# ASSIGNMENT
Note how many lines in the entries contain the string "JSON", then give that number and nothing else.

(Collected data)
**********

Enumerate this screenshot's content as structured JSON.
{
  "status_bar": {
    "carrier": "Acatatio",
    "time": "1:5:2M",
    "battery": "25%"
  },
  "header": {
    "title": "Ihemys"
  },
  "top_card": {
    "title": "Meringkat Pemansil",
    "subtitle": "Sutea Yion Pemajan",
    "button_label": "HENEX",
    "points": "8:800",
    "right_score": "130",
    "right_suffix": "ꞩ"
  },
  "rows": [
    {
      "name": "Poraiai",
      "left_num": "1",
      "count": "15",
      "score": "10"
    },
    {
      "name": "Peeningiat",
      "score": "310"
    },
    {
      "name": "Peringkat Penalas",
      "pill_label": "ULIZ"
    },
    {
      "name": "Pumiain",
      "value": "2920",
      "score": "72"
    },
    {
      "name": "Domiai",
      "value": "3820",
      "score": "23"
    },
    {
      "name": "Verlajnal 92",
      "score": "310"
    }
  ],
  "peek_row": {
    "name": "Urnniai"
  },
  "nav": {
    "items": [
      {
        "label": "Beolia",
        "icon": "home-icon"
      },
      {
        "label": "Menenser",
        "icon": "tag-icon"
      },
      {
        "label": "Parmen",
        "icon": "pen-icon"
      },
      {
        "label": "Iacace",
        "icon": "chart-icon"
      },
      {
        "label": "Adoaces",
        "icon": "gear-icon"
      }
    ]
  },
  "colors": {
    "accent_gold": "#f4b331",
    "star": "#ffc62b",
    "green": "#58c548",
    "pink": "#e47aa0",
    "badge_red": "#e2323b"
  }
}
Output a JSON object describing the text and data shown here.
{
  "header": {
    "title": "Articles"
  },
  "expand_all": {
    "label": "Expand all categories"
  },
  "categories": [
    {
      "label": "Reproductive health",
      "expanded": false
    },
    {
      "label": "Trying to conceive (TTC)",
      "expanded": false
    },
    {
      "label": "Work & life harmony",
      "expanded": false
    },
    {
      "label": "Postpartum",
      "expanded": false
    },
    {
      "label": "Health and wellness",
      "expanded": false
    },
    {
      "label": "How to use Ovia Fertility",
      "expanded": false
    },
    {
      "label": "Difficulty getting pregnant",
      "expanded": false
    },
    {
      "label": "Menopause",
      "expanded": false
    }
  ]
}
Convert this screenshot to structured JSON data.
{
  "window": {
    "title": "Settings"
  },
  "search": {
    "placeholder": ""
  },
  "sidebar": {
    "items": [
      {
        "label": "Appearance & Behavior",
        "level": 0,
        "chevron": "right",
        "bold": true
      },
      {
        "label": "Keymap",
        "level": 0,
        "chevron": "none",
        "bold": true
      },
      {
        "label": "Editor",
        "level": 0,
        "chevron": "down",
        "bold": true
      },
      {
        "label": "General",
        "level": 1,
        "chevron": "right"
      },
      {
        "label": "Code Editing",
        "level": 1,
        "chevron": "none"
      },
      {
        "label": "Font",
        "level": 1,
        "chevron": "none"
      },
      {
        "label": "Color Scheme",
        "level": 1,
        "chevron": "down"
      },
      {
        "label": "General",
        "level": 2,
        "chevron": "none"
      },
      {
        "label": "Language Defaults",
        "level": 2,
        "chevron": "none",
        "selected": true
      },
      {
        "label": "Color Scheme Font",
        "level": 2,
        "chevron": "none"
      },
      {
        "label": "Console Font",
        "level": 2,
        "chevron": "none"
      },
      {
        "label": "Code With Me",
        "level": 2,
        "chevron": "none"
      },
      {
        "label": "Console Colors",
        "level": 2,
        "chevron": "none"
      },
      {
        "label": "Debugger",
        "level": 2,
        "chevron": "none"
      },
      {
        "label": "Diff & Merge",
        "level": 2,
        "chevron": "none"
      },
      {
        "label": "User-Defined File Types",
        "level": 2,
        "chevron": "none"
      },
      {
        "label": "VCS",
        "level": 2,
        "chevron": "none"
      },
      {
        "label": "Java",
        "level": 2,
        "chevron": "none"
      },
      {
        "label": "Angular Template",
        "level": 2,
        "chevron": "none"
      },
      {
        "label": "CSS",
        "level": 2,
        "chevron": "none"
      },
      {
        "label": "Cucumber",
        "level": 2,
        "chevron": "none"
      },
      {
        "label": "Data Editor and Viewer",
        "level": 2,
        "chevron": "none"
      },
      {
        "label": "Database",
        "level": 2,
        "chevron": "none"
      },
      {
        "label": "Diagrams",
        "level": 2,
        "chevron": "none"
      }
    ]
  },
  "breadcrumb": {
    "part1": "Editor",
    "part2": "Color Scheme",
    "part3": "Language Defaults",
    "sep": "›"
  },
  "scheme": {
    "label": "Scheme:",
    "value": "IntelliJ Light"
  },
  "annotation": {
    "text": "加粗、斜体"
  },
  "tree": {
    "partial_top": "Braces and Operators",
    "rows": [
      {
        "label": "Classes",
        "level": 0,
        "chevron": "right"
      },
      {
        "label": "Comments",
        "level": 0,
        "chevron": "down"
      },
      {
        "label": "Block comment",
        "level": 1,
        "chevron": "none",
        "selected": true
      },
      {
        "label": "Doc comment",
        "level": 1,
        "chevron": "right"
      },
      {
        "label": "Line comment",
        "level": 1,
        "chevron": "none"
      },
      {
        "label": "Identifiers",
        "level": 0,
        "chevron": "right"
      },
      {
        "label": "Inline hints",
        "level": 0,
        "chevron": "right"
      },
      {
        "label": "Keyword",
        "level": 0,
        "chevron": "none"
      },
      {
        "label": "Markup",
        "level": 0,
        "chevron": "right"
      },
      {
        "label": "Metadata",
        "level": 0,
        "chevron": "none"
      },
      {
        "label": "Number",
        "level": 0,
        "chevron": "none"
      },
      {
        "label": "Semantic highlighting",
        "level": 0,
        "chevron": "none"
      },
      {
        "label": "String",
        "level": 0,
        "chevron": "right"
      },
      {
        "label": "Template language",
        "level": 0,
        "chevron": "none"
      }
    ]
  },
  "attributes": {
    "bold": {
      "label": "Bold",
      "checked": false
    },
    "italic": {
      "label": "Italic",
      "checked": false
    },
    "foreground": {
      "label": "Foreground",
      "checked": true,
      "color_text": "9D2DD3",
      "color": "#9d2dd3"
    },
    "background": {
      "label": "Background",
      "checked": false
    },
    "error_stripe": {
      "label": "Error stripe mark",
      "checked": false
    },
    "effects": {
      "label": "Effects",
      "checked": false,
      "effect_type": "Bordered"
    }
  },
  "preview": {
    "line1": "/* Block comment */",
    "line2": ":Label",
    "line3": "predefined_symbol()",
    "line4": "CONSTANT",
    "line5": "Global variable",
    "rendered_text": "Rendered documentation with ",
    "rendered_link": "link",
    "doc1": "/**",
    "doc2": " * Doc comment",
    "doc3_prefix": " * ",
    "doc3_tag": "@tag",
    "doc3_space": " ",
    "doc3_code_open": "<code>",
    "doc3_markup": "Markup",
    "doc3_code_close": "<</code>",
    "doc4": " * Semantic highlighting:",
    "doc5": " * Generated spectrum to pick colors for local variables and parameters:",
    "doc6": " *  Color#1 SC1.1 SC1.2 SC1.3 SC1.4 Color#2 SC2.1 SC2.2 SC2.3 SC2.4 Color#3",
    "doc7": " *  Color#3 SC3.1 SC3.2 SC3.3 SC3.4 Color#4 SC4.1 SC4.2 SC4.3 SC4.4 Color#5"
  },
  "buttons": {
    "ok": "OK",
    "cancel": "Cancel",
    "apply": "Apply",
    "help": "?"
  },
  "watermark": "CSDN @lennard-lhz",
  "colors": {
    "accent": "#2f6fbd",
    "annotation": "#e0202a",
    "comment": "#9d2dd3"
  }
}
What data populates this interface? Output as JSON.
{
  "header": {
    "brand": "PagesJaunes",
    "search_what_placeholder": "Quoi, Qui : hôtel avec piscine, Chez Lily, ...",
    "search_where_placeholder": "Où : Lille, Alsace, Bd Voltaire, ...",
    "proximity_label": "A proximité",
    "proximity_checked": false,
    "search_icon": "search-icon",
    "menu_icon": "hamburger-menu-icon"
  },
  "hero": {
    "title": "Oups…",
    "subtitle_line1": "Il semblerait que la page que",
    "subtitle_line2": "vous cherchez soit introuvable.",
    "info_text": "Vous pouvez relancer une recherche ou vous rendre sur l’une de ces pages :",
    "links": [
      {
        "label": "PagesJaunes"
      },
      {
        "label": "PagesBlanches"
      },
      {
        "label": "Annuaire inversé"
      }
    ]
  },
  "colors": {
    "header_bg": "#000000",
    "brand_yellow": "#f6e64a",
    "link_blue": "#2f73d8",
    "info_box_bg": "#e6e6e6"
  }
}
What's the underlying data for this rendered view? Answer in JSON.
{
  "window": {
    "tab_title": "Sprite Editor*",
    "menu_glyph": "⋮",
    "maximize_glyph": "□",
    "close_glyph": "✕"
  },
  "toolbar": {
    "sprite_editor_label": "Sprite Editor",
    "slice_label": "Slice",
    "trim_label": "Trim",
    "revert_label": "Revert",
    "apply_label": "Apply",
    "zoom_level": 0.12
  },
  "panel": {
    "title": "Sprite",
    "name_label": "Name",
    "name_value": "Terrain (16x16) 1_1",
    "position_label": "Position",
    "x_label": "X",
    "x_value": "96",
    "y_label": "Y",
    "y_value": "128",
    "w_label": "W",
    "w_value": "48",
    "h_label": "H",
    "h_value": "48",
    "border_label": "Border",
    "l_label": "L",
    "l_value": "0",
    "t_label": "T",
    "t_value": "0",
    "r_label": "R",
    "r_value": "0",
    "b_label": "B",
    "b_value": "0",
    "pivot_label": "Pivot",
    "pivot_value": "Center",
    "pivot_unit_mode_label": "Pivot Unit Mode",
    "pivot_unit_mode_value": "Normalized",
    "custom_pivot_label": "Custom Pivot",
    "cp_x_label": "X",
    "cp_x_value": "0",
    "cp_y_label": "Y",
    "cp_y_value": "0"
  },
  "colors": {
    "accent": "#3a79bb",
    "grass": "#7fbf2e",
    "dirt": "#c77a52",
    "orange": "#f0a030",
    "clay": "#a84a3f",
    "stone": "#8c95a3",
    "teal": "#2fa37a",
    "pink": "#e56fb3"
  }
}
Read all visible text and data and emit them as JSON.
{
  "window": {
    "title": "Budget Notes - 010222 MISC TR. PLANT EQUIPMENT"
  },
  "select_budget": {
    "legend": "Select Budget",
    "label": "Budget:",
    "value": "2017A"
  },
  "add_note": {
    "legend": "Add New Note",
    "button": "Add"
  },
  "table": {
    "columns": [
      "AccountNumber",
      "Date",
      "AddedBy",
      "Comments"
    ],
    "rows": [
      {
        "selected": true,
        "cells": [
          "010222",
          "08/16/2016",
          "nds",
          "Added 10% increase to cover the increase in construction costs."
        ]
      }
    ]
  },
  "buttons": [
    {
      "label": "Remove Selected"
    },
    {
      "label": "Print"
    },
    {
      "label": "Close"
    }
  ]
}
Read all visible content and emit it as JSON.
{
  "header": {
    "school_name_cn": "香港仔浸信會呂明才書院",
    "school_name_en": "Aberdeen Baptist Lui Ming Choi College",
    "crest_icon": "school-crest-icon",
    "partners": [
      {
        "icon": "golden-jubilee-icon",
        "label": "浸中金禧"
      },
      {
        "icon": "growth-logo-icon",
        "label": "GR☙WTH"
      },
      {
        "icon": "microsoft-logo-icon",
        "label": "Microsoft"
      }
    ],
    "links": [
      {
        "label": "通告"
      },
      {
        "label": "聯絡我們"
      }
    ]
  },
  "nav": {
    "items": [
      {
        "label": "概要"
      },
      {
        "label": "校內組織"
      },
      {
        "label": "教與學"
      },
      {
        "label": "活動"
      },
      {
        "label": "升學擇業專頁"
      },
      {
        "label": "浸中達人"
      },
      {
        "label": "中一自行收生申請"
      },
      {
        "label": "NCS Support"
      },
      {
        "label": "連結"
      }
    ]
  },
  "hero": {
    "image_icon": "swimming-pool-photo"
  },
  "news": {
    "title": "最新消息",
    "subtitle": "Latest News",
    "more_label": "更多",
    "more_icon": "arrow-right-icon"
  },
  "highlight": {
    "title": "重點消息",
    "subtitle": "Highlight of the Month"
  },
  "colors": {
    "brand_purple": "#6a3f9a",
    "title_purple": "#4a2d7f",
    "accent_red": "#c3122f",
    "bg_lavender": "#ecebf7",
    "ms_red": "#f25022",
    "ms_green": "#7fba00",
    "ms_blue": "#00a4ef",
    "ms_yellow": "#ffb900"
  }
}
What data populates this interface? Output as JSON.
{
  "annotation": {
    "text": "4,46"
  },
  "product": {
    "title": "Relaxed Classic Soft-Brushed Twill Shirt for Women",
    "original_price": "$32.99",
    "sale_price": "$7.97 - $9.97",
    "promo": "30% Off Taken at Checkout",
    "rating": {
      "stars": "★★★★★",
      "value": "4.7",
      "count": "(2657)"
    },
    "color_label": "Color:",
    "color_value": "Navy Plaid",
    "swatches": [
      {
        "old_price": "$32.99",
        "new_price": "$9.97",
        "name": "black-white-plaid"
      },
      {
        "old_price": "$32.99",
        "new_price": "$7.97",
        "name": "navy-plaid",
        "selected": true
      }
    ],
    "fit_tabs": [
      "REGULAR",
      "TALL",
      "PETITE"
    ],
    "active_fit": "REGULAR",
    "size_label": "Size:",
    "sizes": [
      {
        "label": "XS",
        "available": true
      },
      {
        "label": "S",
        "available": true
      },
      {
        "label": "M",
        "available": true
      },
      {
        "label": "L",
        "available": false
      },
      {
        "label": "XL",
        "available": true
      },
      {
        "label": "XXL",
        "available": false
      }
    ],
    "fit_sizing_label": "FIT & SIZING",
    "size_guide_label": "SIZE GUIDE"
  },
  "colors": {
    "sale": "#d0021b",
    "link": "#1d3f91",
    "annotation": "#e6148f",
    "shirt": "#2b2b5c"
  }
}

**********

# EXPECTED OUTPUT
8